Mrs. Johnson helped start the first church in the area, and the first school. She drove her horse and buggy around to the ranches, picking up young truants and taking them to school to keep up the attendance.
The J.R. Williams family came from Kansas to Los Angeles. They lived close to what is now the Westlake Park area, before moving to the Santa Susana Pass, where they settled and raised their family. Later they sold their land and moved into Chatsworth.
The Karl Iverson family also resided in the Santa Susana Pass area. Their land went on to become what is now the famous Iverson movie ranch, the set for many old western movies.

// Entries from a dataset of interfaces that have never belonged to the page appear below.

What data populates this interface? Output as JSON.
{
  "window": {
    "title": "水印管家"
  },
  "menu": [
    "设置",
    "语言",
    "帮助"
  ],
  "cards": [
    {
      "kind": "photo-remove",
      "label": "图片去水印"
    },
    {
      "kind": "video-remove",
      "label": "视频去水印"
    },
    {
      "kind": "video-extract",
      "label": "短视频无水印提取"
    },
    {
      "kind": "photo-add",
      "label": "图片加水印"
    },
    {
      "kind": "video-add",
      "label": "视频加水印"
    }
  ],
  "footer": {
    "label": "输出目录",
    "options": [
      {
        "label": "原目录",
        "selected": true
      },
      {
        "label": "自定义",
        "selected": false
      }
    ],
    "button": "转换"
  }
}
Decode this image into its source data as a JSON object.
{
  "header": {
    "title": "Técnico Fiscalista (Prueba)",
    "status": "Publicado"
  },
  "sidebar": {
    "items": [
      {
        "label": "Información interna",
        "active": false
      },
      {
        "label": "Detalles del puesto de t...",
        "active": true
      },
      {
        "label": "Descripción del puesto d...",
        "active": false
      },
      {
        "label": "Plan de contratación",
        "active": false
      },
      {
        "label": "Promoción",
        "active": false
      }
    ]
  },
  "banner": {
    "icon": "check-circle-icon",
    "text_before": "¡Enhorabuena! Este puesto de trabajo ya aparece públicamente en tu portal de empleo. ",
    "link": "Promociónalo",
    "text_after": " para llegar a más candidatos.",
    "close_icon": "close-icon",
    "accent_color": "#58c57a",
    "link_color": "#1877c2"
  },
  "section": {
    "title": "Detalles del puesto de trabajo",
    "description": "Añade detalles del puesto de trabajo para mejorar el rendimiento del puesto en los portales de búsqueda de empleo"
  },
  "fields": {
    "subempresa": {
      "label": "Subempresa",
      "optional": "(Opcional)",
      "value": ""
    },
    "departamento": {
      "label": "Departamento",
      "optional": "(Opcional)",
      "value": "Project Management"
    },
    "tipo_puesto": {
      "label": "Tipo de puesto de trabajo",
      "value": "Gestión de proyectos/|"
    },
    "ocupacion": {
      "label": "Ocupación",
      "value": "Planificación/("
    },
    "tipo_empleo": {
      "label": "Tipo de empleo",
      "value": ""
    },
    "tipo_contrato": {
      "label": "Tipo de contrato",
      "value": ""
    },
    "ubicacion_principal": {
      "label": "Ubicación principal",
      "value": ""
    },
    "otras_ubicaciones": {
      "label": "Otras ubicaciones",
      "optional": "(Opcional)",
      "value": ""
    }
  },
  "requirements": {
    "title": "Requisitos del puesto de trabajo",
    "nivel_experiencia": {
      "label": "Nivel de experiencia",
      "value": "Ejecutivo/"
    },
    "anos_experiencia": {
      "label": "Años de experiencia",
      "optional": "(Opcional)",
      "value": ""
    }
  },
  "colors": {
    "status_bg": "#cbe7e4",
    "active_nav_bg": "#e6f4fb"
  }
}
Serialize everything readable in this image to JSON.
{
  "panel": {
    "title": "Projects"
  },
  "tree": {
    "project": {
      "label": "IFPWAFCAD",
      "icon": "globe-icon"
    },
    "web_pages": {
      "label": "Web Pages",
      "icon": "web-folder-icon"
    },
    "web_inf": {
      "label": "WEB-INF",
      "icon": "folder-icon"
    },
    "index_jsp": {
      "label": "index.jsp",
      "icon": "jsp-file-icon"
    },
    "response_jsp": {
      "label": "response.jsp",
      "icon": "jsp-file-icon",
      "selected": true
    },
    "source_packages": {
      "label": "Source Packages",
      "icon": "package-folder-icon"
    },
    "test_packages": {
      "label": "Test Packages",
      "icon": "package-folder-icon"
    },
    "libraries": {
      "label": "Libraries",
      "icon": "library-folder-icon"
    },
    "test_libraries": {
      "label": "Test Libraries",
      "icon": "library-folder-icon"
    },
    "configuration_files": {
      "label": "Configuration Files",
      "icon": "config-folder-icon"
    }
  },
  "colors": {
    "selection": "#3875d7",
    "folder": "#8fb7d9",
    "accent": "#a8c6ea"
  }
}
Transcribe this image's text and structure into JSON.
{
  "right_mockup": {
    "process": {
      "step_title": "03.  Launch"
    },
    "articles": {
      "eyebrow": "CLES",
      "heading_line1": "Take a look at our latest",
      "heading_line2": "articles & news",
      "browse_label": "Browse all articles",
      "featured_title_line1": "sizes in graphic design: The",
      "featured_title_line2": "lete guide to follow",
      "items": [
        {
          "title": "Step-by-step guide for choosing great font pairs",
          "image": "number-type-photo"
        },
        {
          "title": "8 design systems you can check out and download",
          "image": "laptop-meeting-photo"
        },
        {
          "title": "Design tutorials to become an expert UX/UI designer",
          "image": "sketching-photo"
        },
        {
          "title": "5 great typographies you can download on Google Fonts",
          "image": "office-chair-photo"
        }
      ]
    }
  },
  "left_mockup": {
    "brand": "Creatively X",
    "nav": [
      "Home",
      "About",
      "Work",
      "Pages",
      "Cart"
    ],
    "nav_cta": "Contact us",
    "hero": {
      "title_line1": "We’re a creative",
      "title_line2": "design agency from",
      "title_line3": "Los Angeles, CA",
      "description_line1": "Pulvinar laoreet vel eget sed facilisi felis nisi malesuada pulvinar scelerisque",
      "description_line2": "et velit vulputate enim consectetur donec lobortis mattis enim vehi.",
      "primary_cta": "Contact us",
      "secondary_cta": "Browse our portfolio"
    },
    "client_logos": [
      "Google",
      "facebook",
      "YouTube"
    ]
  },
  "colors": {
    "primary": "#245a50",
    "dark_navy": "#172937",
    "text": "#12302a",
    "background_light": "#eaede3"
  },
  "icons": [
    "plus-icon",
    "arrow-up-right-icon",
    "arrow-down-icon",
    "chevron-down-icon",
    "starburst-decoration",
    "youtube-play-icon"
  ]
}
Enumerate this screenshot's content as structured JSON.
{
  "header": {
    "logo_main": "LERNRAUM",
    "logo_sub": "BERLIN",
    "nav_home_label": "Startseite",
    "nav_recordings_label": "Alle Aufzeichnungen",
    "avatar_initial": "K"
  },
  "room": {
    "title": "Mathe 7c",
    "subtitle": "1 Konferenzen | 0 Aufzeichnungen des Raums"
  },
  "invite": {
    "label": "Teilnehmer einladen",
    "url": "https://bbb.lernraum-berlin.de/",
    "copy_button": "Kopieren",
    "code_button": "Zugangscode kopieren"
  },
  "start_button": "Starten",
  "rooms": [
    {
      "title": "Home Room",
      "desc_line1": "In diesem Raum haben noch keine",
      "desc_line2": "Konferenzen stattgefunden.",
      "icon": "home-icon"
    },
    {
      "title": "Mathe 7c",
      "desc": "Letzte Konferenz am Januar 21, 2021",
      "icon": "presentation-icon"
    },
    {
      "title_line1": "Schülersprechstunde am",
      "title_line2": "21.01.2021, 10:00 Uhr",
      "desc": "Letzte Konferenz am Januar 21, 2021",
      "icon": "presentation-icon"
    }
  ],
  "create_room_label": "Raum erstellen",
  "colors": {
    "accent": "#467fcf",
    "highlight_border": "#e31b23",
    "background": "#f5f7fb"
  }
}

The James David and Rhoda Jane Hill family came to the area in 1886. Lovell Hill, together with Jess Graves, owned the Graves and Hill Store near Lassen Street and Topanga Canyon Blvd. is now on the National Register of Historic Places and is also Los Angeles City Monument number 133. It is owned by the L.A. City Department of Recreation and Parks and is open for tours the first Sunday of every month.
There were many other pioneers who lived in the area in the late 1880s and the early 1900s. Lawrence Virgil Glasscock came to Chatsworth from Downey in 1884. He lived with his family near where Chatsworth Reservoir is today.
James and Alice Thrasher came to the area in 1889, and lived where Chatsworth Lake is today. Mr. Thrasher was a hay and grain farmer. They had eight children, one of which was Dessie A. Petty who became a well-known citizen of the Valley.
The Francisco Miranda family homesteaded where Oakwood Memorial Park is now located. Their adobe house can still be seen near the cemetery office. Other families were the Newbills, Lovelock, Tetzlaf and Daniels family.
Many of these families lived in the Chatsworth area a long time and were well-known. Some of them have relatives who still come back to the Homestead Acre to visit the museum and tell the docents about their family and their fond memories of Chatsworth.
If you would like to learn more about other people and events from the past you may visit the local museum at The Homestead Acre, 10385 Shadow Oak Drive, within Chatsworth Park South at the west end of Devonshire Street. The museum is open the first Sunday of every month from 1-4 p.m. There is no charge and plenty of free parking.